Only lines containing the word "recv" are needed; pull them out of the material.

+++

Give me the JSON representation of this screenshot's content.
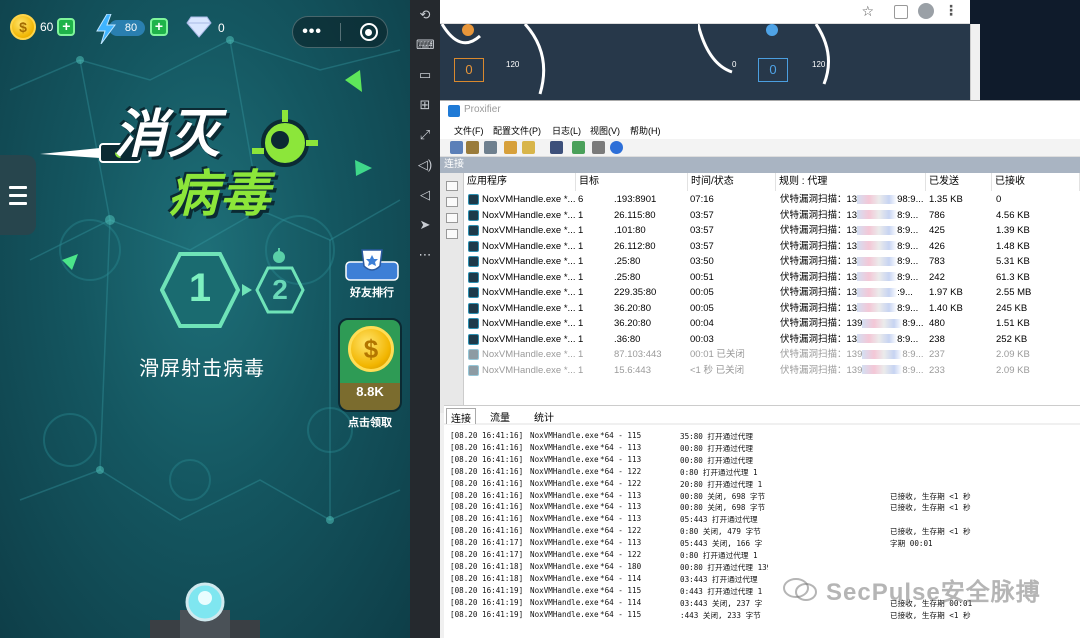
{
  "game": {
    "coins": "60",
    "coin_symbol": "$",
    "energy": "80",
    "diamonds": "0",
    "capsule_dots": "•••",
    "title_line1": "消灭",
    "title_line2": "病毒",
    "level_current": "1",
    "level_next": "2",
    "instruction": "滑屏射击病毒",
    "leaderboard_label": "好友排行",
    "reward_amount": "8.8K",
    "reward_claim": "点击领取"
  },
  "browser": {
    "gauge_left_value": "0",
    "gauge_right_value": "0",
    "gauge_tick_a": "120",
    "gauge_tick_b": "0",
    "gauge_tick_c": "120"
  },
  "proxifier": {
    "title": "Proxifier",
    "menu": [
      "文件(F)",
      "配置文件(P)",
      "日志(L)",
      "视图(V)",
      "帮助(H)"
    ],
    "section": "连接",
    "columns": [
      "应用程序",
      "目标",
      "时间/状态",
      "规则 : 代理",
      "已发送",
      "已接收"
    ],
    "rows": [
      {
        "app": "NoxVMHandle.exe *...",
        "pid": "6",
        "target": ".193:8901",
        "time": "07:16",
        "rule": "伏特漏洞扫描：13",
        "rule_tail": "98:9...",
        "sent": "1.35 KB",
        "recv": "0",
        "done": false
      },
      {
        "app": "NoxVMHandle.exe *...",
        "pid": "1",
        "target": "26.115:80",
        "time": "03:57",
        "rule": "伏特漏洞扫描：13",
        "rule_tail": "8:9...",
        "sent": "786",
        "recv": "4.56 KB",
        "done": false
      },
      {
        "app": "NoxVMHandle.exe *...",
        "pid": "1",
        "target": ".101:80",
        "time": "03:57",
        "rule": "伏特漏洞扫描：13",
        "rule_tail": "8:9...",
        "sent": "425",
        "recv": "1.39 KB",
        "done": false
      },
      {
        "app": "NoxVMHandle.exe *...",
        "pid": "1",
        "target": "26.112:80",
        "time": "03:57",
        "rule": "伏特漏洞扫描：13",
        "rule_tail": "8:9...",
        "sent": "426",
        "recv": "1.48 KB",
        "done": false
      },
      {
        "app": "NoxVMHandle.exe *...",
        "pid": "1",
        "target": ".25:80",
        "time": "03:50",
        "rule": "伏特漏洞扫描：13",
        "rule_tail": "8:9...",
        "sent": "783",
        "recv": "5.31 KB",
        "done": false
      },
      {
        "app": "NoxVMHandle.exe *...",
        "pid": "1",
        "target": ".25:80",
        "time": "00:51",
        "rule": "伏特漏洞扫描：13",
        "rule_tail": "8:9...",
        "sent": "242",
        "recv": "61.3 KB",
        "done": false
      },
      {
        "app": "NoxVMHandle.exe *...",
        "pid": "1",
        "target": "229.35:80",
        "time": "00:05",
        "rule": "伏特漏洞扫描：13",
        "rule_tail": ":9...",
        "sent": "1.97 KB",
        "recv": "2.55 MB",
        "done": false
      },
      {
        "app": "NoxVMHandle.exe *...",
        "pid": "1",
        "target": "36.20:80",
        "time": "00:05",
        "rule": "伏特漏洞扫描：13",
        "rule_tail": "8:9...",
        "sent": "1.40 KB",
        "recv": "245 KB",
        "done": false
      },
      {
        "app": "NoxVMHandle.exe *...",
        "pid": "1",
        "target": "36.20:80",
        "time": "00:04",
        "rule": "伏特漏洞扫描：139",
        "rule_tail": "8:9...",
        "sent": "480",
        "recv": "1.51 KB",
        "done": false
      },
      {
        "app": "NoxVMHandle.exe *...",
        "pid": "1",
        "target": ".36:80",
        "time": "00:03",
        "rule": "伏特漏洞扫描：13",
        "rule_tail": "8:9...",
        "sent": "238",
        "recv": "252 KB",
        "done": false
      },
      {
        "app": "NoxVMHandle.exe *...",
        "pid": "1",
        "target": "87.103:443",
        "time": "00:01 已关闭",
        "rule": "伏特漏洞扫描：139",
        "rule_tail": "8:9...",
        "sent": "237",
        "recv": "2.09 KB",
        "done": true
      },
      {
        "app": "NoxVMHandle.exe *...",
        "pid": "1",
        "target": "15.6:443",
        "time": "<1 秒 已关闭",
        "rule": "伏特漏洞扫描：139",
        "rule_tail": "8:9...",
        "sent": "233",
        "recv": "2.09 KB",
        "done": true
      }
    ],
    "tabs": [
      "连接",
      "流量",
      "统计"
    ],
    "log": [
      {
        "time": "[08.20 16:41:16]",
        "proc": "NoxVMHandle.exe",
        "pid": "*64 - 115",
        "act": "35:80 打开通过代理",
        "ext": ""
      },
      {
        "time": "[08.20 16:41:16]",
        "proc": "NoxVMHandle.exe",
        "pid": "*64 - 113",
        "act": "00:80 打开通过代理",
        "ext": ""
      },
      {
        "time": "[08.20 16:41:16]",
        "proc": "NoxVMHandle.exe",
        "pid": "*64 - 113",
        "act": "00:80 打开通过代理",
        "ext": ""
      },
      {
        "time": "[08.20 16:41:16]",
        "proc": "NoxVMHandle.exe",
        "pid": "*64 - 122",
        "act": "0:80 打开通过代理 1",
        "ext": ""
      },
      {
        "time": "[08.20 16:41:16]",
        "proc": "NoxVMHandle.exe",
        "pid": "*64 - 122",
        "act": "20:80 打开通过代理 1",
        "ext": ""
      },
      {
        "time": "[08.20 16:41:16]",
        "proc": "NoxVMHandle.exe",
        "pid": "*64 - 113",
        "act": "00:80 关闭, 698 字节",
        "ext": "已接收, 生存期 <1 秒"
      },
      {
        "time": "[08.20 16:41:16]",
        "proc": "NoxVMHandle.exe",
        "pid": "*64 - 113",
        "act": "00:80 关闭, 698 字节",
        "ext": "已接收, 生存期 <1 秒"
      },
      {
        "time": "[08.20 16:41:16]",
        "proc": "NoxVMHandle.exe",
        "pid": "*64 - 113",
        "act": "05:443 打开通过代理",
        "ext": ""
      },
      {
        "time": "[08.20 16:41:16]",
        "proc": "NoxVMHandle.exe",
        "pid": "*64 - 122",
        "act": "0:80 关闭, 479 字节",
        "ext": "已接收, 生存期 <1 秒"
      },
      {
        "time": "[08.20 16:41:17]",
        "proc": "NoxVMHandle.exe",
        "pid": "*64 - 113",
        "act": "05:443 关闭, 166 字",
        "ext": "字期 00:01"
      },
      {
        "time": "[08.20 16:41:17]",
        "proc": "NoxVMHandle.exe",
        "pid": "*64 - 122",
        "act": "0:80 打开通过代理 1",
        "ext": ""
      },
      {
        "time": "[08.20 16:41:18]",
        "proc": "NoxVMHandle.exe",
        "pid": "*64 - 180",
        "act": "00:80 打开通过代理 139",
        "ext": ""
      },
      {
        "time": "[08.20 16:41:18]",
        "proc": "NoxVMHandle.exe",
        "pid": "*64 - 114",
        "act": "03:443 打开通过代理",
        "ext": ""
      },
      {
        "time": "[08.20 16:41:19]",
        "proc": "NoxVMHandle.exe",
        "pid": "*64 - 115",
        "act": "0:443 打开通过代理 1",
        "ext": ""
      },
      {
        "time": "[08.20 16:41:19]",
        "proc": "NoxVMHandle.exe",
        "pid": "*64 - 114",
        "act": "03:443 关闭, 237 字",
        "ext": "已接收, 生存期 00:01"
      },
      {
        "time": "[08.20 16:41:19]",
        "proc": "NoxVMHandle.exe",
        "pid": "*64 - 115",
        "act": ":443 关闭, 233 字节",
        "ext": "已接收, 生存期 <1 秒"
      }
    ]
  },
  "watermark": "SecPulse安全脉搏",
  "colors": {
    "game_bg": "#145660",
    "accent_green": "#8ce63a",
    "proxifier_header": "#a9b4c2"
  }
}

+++

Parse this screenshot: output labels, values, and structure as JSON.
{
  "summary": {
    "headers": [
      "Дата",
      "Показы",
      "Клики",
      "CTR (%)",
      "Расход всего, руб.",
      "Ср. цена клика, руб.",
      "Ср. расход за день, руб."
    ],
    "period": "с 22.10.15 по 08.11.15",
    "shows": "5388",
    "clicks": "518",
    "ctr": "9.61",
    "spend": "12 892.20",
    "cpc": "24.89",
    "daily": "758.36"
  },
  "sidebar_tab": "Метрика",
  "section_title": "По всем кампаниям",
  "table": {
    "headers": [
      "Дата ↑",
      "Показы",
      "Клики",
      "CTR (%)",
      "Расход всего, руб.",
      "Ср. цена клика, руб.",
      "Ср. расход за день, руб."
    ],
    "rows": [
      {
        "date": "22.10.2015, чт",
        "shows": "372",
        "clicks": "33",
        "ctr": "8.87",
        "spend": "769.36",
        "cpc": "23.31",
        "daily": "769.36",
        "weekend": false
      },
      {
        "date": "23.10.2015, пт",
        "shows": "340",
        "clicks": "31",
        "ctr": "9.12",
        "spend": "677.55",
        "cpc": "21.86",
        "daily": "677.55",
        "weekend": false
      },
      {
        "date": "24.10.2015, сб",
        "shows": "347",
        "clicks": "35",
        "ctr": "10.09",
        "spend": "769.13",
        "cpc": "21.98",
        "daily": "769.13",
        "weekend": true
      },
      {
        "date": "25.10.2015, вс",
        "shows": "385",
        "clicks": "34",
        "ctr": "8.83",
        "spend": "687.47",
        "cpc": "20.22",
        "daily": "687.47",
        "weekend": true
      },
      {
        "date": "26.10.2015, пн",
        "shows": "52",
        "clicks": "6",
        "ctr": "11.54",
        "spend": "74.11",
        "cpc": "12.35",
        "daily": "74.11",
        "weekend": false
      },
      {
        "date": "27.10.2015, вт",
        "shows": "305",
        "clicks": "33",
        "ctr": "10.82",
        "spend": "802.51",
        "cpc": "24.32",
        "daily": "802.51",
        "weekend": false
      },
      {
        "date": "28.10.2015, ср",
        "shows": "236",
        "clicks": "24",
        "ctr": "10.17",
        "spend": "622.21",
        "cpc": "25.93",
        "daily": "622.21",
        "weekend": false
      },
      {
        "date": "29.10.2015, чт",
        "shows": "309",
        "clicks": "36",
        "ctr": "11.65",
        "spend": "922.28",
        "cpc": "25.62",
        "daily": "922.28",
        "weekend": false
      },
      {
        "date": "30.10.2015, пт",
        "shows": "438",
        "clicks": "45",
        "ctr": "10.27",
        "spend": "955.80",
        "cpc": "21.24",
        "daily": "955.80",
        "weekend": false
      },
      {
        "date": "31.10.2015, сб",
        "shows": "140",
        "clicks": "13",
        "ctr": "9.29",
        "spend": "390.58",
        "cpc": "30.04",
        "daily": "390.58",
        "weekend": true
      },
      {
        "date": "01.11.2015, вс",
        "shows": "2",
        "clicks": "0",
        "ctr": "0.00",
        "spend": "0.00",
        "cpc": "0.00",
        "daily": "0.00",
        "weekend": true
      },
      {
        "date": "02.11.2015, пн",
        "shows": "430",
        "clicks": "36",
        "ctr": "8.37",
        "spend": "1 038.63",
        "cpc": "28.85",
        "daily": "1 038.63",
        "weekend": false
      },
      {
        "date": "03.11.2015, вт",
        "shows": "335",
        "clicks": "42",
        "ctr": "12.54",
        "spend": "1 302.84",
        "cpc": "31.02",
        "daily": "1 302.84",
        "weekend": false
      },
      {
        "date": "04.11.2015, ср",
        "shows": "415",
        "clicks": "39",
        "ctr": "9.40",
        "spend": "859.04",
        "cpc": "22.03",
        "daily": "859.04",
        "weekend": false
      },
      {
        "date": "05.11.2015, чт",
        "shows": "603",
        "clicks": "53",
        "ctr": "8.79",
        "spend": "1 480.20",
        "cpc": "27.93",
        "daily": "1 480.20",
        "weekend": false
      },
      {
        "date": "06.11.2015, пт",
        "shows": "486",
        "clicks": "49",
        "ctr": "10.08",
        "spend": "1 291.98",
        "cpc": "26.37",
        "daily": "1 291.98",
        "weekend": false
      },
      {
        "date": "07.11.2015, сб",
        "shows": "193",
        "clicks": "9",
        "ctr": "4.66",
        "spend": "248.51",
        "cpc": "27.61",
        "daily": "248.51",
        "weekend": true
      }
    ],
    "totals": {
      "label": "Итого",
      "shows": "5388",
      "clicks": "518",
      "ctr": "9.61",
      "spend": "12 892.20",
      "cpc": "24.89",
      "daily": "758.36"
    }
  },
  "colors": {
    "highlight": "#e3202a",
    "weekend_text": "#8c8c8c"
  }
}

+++

_Task response:_
        "recv": "0",
        "recv": "4.56 KB",
        "recv": "1.39 KB",
        "recv": "1.48 KB",
        "recv": "5.31 KB",
        "recv": "61.3 KB",
        "recv": "2.55 MB",
        "recv": "245 KB",
        "recv": "1.51 KB",
        "recv": "252 KB",
        "recv": "2.09 KB",
        "recv": "2.09 KB",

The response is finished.